Your task ::
Copy out all lines of the records in which the word "Login" appears.

Entries supplied Start Marker

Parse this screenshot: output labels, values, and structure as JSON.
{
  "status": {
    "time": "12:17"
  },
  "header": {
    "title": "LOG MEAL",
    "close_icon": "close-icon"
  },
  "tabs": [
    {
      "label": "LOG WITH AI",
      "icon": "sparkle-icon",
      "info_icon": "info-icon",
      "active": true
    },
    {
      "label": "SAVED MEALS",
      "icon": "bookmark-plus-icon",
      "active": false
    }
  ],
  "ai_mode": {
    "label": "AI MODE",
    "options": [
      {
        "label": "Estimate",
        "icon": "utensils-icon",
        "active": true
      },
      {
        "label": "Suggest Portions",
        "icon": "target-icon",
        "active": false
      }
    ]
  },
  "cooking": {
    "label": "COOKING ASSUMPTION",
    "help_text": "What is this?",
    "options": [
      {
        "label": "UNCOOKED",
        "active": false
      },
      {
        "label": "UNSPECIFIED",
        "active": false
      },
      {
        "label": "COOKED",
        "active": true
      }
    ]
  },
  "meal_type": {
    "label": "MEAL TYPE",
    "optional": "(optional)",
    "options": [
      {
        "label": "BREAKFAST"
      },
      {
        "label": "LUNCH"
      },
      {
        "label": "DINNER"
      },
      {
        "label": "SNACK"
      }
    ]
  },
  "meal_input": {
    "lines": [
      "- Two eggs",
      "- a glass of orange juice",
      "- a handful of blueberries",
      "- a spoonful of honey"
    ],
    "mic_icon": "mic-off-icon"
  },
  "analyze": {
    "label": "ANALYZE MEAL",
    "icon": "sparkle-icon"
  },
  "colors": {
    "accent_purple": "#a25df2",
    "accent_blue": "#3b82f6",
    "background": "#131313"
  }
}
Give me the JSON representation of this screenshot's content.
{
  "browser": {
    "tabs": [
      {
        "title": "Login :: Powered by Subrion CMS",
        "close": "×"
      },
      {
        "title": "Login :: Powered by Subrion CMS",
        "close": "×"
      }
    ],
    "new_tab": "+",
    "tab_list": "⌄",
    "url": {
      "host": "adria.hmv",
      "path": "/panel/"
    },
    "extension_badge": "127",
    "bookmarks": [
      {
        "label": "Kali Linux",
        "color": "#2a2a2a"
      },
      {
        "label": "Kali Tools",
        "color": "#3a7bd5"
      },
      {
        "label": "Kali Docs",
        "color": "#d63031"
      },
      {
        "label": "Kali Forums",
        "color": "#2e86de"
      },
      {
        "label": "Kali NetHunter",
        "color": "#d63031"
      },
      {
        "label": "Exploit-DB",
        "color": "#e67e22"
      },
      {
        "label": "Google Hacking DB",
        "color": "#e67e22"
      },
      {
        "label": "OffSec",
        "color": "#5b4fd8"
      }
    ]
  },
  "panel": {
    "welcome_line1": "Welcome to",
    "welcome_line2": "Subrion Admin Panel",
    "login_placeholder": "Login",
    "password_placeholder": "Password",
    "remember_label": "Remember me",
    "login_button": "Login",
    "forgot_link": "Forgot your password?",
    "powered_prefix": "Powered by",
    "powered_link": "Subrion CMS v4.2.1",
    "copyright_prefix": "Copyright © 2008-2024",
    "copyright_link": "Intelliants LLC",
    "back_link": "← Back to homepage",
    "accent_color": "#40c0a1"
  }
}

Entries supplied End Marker

Your response ::
        "title": "Login :: Powered by Subrion CMS",
        "title": "Login :: Powered by Subrion CMS",
    "login_placeholder": "Login",
    "login_button": "Login",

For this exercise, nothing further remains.